“A pumpkinseed is one of the prettiest fish you can catch,” he said. “We have a bunch of bluegills and a couple of goggle-eyes. We already have 15 fish and haven’t been here long.”

Leary’s bobber wiggled, then it took off for the depths. She set the hook and reeled in a bluegill, estimating its weight at three-quarters of a pound pound.

“We catch a lot of big bluegills. They put up a good fight and are good to eat,” said Leary, who, like Parker, was using an ultralight spinning outfit loaded with 6-pound monofilament that is light enough to allow a fish of any size to put up a good fight.

Parker said the most-important ingredient for a good bluegill trip was arriving early.

“As soon as the sun shines over the treetops, fish stop biting,” he said. “The hotter the weather, the quicker they stop, so you need to get to the ramp at sunrise. The best fishing is on the shady side or in the shadows of a tree. Cast to anything that sticking out of the water, and you might catch a fish.”

A cage full of crickets is the ticket to bluegill action on the Northeast Cape Fear River. Slices of potato in the cage will keep crickets alive for a long time.

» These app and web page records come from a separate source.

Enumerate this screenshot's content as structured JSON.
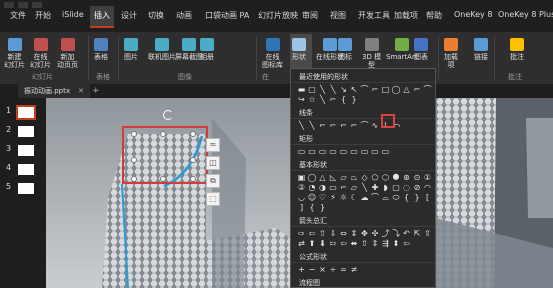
{
  "menu": {
    "tabs": [
      {
        "label": "文件"
      },
      {
        "label": "开始"
      },
      {
        "label": "iSlide"
      },
      {
        "label": "插入",
        "active": true
      },
      {
        "label": "设计"
      },
      {
        "label": "切换"
      },
      {
        "label": "动画"
      },
      {
        "label": "口袋动画 PA"
      },
      {
        "label": "幻灯片放映"
      },
      {
        "label": "审阅"
      },
      {
        "label": "视图"
      },
      {
        "label": "开发工具"
      },
      {
        "label": "加载项"
      },
      {
        "label": "帮助"
      },
      {
        "label": "OneKey 8"
      },
      {
        "label": "OneKey 8 Plus"
      }
    ]
  },
  "ribbon": {
    "buttons": [
      {
        "label": "新建\n幻灯片",
        "icon": "new-slide-icon",
        "color": "#5b9bd5"
      },
      {
        "label": "在线\n幻灯片",
        "icon": "online-slide-icon",
        "color": "#c0504d"
      },
      {
        "label": "新加\n动页页",
        "icon": "new-page-icon",
        "color": "#c0504d"
      },
      {
        "label": "表格",
        "icon": "table-icon",
        "color": "#4f81bd"
      },
      {
        "label": "图片",
        "icon": "picture-icon",
        "color": "#4bacc6"
      },
      {
        "label": "联机图片",
        "icon": "online-picture-icon",
        "color": "#4bacc6"
      },
      {
        "label": "屏幕截图",
        "icon": "screenshot-icon",
        "color": "#4bacc6"
      },
      {
        "label": "相册",
        "icon": "album-icon",
        "color": "#4bacc6"
      },
      {
        "label": "在线\n图标库",
        "icon": "icon-library-icon",
        "color": "#2e75b6"
      },
      {
        "label": "形状",
        "icon": "shapes-icon",
        "color": "#9dc3e6"
      },
      {
        "label": "在线形状",
        "icon": "online-shapes-icon",
        "color": "#5b9bd5"
      },
      {
        "label": "图标",
        "icon": "icons-icon",
        "color": "#5b9bd5"
      },
      {
        "label": "3D 模\n型",
        "icon": "3d-model-icon",
        "color": "#7f7f7f"
      },
      {
        "label": "SmartArt",
        "icon": "smartart-icon",
        "color": "#70ad47"
      },
      {
        "label": "图表",
        "icon": "chart-icon",
        "color": "#4472c4"
      },
      {
        "label": "加载\n项",
        "icon": "addin-icon",
        "color": "#ed7d31"
      },
      {
        "label": "链接",
        "icon": "link-icon",
        "color": "#5b9bd5"
      },
      {
        "label": "批注",
        "icon": "comment-icon",
        "color": "#ffc000"
      }
    ],
    "groups": [
      {
        "label": "幻灯片"
      },
      {
        "label": "表格"
      },
      {
        "label": "图像"
      },
      {
        "label": "在"
      },
      {
        "label": "批注"
      }
    ]
  },
  "file_tab": {
    "name": "振动动画.pptx",
    "close": "✕",
    "add": "+"
  },
  "thumbnails": [
    {
      "number": "1",
      "selected": true
    },
    {
      "number": "2",
      "selected": false
    },
    {
      "number": "3",
      "selected": false
    },
    {
      "number": "4",
      "selected": false
    },
    {
      "number": "5",
      "selected": false
    }
  ],
  "shapes_gallery": {
    "sections": [
      {
        "title": "最近使用的形状",
        "glyphs": [
          "▬",
          "▢",
          "╲",
          "╲",
          "↘",
          "↖",
          "⌒",
          "⌐",
          "□",
          "◯",
          "△",
          "⌐",
          "⌒",
          "↪",
          "☆",
          "╲",
          "⌐",
          "{",
          "}"
        ]
      },
      {
        "title": "线条",
        "glyphs": [
          "╲",
          "╲",
          "⌐",
          "⌐",
          "⌐",
          "⌐",
          "⌒",
          "∿",
          "⌇",
          "⤺"
        ]
      },
      {
        "title": "矩形",
        "glyphs": [
          "▭",
          "▭",
          "▭",
          "▭",
          "▭",
          "▭",
          "▭",
          "▭",
          "▭"
        ]
      },
      {
        "title": "基本形状",
        "glyphs": [
          "▣",
          "◯",
          "△",
          "◺",
          "▱",
          "⏢",
          "◇",
          "⬠",
          "⬡",
          "⯃",
          "⊛",
          "⊙",
          "①",
          "②",
          "◔",
          "◑",
          "▭",
          "⌐",
          "▱",
          "╲",
          "✚",
          "◗",
          "▢",
          "◌",
          "⊘",
          "◠",
          "◡",
          "☺",
          "♡",
          "⚡",
          "☼",
          "☾",
          "☁",
          "⌒",
          "⌓",
          "⬭",
          "{",
          "}",
          "[",
          "]",
          "{",
          "}"
        ]
      },
      {
        "title": "箭头总汇",
        "glyphs": [
          "⇨",
          "⇦",
          "⇧",
          "⇩",
          "⇔",
          "⇕",
          "✥",
          "✣",
          "⤴",
          "⤵",
          "↶",
          "⇱",
          "⇪",
          "⇄",
          "⬆",
          "⬇",
          "⇰",
          "⇦",
          "⬌",
          "⇧",
          "⇕",
          "⇶",
          "⬍",
          "⇦"
        ]
      },
      {
        "title": "公式形状",
        "glyphs": [
          "+",
          "−",
          "×",
          "÷",
          "=",
          "≠"
        ]
      },
      {
        "title": "流程图",
        "glyphs": []
      }
    ]
  },
  "colors": {
    "accent": "#c43e1c",
    "highlight": "#e04040",
    "selection_stroke": "#2b9bd8"
  }
}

Located on Shaw Road in Pender County, the Holly Shelter Creek boating access is one of six that provide access to the Northeast Cape Fear. It is not far from the river itself, which winds through the swamps of Duplin and Pender counties before joining the Cape Fear River in Wilmington. Sawpit Landing, accessible from NC 53, is at the confluence of Holly Shelter Creek and the Northeast Cape Fear and allows direct access to the river. These two ramps are the midpoint of the best fishing.

Head upstream from NC 53 and an angler is more apt to run into sandbars that will block a vessel’s path during periods of low water. Conversely, heading downstream assures water of fishable depth under nearly any conditions. The river is tidal to NC 53 or a bit farther upstream. Anglers can use the tide to their advantage by heading up the feeder creeks as the tide rises. Following the tide downstream to the river guarantees adequate water depth. Fish also bite best during falling tide when baitfish and other prey flush from the swamps.

Upstream of Sawpit Landing, anglers can launch at Wayne’s, Chinquapin and Kenansville boating access areas. Anglers in smaller john boats, wooden boats, kayaks and canoes find good fishing in this shallower stretch.

The Holly Shelter ramp provides access where the river is wider and deeper and bass boats start to supplant john boats.  Anglers should check out the feeder creeks in this reach, including Burgaw, Lillington and Harrison’s.

The author admires a warmouth, aka goggle-eye, caught from the Northeast Cape Fear River.

Farther downstream, Island, Turkey, Long and Prince George creeks have lots of bluegills and other sunfish. These creeks are easily accessible from Castle Hayne ramp along NC 133 on the New Hanover side of the river. This area receives heavy boat traffic, with all types of pleasure craft churning the river. The best tactic is to fish the main river early then duck into one of the creeks as the traffic and air temperature heat up.


HOW TO GET THERE — The Northeast Cape Fear River winds through Duplin and Pender counties before joining the larger Cape Fear River near Wilmington. I-40 provides the best access from most places in North Carolina. Popular boat ramps are Castle Hayne on Orange Street in Castle Hayne, Holly Shelter on Shaw Road near Burgaw, Sawpit off Whitestocking Road near Burgaw, Shelter Creek off Shaw Road in Burgaw, Wayne’s Landing on Cypress Hole Road near Wallace, Chinquapin on Quiet Water Drive in Chinquapin and Kenansville on Wildlife Landing Road near Kenansville.

WHEN TO GO — The best fishing for panfish in the Cape Fear River is in April, May and June.

BEST TECHNIQUES — Fish worms and crickets on float rigs. Beetle-grub spinners, popping bucks and sponge spiders are the most-popular artificials.

FISHING INFO — For river and ramp conditions, call the N.C. Wildlife Resources Commission’s Holly Shelter Wildlife Depot, 910-259-5555.

ACCOMMODATIONS — Sleep Inn, Market Street, Wilmington, 910-313-6665.

MAPS — DeLorme’s North Carolina Atlas and Gazetteer, 800-452-5931,

About Mike Marsh 356 Articles
Mike Marsh is a freelance outdoor writer in Wilmington, N.C. His latest book, Fishing North Carolina, and other titles, are available at